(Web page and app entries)

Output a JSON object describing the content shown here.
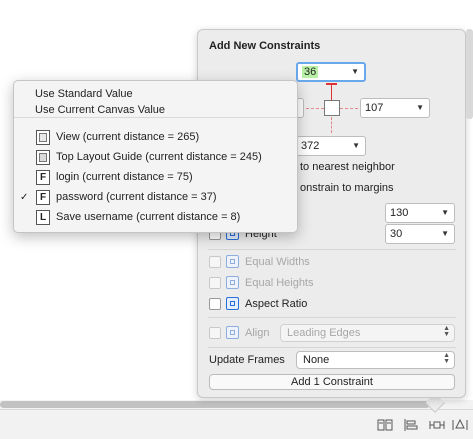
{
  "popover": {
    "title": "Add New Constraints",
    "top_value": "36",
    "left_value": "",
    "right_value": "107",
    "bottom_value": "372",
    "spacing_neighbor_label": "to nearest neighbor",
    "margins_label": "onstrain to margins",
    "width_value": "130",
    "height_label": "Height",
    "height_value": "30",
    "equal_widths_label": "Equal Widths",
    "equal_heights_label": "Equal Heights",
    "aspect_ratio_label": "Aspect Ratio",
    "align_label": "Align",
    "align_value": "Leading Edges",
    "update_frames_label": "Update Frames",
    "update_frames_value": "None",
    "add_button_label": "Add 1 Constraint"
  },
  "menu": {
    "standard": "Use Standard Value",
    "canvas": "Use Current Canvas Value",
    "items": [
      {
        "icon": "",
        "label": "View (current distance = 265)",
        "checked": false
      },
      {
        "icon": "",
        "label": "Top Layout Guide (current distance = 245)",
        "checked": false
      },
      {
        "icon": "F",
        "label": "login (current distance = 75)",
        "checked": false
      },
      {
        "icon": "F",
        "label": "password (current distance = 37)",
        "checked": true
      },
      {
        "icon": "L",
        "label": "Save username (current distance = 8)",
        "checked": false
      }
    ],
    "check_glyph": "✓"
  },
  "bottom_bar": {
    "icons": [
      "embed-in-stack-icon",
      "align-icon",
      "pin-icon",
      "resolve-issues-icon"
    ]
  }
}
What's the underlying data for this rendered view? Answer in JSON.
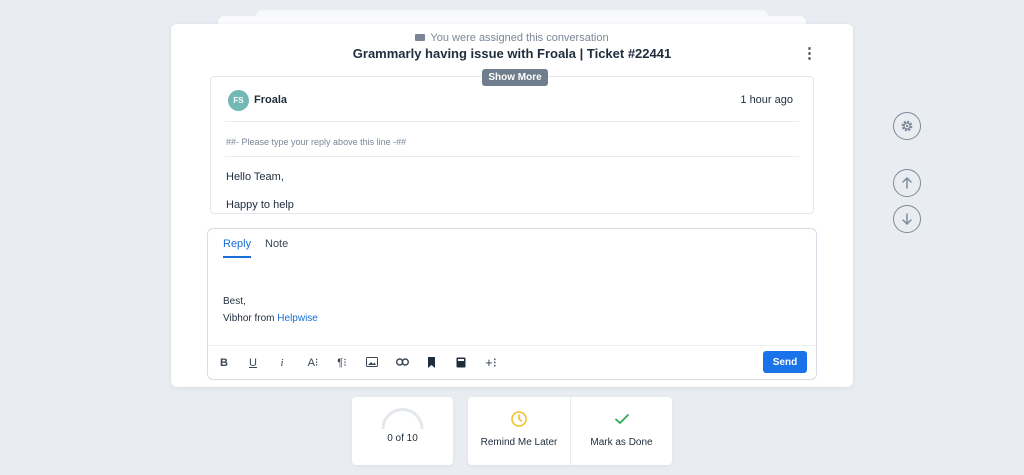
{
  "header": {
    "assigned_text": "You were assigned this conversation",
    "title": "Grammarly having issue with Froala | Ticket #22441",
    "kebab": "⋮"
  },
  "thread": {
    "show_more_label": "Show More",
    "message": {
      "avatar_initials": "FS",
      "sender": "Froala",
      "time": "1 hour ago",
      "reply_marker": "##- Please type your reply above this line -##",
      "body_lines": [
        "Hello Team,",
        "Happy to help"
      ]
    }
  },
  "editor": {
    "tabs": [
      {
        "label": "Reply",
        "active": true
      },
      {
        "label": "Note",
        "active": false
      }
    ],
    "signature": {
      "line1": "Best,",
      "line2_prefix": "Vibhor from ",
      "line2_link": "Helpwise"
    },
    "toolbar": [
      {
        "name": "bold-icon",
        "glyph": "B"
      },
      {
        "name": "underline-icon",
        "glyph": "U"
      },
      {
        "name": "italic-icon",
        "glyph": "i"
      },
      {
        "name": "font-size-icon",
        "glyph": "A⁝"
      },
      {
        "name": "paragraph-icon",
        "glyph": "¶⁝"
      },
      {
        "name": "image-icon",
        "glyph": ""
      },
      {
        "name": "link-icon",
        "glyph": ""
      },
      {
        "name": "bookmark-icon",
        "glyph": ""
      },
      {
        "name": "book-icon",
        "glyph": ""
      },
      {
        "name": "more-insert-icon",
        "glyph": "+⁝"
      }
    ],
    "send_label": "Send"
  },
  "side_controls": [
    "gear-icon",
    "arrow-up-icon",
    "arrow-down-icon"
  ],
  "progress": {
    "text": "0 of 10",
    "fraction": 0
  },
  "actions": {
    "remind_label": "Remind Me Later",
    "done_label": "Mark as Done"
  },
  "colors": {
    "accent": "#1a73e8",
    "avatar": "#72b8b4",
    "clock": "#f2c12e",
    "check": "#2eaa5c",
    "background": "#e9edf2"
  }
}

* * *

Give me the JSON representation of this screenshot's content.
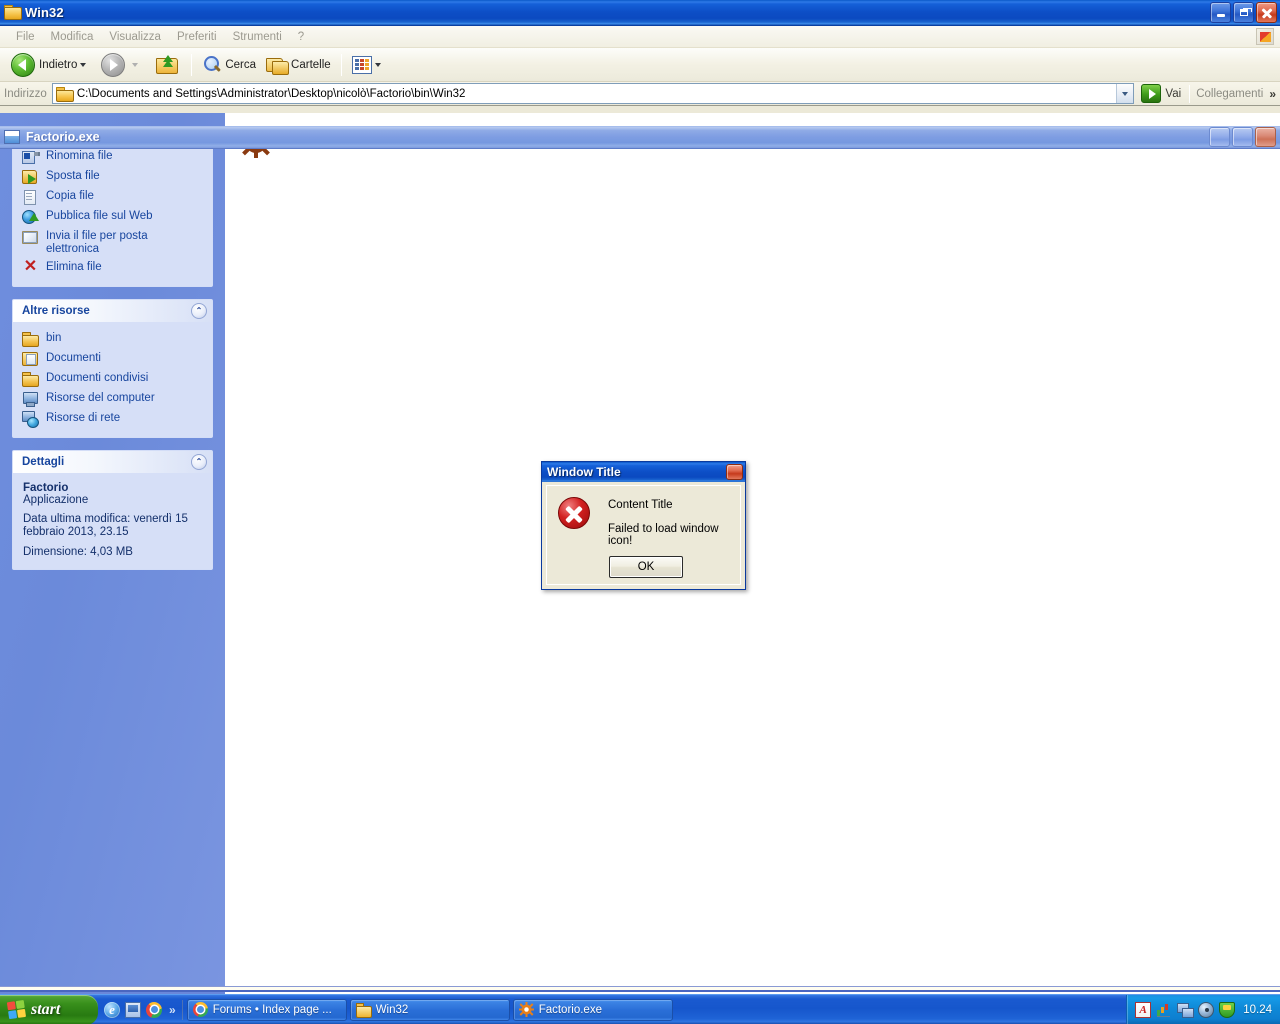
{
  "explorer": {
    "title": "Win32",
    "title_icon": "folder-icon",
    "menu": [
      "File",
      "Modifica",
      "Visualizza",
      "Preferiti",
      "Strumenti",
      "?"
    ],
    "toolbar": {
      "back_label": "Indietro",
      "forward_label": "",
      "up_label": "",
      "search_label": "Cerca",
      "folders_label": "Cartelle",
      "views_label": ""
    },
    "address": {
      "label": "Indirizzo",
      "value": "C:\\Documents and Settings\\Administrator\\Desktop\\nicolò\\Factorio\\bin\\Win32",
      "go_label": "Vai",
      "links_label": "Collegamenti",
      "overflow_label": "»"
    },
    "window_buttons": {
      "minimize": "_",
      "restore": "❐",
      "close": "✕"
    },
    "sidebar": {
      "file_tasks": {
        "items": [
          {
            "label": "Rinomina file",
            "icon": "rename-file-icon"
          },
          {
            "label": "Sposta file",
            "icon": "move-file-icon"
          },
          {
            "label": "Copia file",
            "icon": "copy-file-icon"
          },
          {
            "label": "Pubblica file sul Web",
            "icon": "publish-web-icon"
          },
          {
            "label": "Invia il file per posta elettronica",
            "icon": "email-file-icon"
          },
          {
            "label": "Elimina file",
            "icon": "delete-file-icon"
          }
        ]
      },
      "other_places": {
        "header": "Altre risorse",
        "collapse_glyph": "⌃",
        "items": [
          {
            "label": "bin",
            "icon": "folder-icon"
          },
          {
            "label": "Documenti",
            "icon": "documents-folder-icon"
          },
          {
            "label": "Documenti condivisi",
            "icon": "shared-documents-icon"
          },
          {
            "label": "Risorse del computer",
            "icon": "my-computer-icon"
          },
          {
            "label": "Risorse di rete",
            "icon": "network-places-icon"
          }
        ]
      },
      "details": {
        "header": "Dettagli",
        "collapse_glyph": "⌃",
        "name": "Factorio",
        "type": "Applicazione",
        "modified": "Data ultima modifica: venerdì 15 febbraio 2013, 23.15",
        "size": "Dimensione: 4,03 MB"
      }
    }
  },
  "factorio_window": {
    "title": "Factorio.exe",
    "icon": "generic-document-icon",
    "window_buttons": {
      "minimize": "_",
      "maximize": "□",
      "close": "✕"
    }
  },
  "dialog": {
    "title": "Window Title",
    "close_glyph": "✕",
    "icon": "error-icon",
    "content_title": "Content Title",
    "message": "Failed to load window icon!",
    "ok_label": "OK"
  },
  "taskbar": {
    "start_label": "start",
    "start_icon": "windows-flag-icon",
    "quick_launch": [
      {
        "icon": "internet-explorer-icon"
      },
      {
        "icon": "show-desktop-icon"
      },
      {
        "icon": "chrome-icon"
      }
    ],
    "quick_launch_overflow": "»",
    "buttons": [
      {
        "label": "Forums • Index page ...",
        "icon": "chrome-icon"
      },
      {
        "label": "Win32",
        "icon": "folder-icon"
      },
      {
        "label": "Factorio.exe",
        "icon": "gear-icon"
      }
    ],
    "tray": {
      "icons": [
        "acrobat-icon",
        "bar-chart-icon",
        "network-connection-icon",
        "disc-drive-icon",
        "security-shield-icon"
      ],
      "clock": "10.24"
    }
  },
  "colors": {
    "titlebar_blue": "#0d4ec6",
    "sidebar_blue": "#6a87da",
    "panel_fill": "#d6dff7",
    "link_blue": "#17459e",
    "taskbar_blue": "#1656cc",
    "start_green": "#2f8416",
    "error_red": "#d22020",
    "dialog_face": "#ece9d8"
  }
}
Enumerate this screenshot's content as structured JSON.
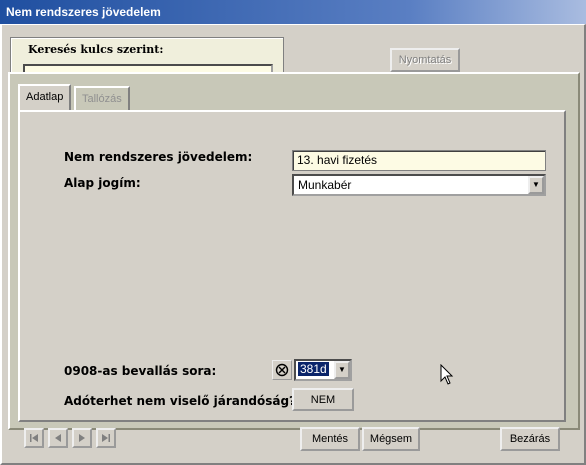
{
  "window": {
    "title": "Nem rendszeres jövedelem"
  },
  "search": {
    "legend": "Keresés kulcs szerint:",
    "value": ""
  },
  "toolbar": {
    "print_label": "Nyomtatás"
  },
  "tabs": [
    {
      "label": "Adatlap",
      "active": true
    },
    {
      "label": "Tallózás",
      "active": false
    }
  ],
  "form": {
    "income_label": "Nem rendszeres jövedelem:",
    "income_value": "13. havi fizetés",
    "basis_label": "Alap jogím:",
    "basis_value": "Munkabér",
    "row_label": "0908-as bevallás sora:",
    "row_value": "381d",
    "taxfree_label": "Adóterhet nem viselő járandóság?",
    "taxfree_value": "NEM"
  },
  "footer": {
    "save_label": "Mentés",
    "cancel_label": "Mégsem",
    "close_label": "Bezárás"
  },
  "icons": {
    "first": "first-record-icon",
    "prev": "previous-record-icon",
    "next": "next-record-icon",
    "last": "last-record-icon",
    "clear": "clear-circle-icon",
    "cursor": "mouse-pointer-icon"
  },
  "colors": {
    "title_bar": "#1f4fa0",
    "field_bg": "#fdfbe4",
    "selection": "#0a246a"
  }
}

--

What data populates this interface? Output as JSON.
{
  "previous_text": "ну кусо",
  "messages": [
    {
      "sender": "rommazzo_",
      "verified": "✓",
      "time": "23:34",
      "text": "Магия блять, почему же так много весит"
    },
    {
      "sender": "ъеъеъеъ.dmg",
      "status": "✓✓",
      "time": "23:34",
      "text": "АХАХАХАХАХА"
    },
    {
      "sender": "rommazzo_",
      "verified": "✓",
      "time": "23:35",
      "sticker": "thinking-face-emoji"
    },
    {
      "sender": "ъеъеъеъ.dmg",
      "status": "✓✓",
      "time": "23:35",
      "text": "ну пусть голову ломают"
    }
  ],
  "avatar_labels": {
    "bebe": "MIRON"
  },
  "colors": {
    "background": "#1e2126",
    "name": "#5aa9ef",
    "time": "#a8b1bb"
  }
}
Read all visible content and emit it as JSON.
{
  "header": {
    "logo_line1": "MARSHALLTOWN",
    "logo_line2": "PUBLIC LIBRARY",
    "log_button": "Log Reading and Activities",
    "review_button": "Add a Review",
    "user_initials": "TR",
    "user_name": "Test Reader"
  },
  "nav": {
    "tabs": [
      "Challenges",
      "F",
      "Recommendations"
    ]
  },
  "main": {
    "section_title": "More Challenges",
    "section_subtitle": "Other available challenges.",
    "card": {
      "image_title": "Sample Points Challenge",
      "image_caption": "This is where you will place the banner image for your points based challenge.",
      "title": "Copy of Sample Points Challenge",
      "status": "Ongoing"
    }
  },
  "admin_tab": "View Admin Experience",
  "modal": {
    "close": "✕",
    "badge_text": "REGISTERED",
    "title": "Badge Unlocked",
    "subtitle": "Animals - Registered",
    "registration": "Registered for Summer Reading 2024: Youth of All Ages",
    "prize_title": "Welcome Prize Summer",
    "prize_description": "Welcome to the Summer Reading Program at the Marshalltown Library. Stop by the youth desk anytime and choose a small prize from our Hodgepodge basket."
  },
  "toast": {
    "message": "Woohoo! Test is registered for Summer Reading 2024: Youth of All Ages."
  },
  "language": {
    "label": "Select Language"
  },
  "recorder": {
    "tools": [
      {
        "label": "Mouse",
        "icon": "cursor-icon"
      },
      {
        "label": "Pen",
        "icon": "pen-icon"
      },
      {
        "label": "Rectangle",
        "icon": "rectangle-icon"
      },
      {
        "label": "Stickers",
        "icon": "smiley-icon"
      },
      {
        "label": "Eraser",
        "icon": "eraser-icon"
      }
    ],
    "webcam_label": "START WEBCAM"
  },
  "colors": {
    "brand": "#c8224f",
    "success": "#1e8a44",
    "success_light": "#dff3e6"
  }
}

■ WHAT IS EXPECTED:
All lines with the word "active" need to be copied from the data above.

■ RESPONSE:
        "active": true
        "active": false
      "active": true
      "active": false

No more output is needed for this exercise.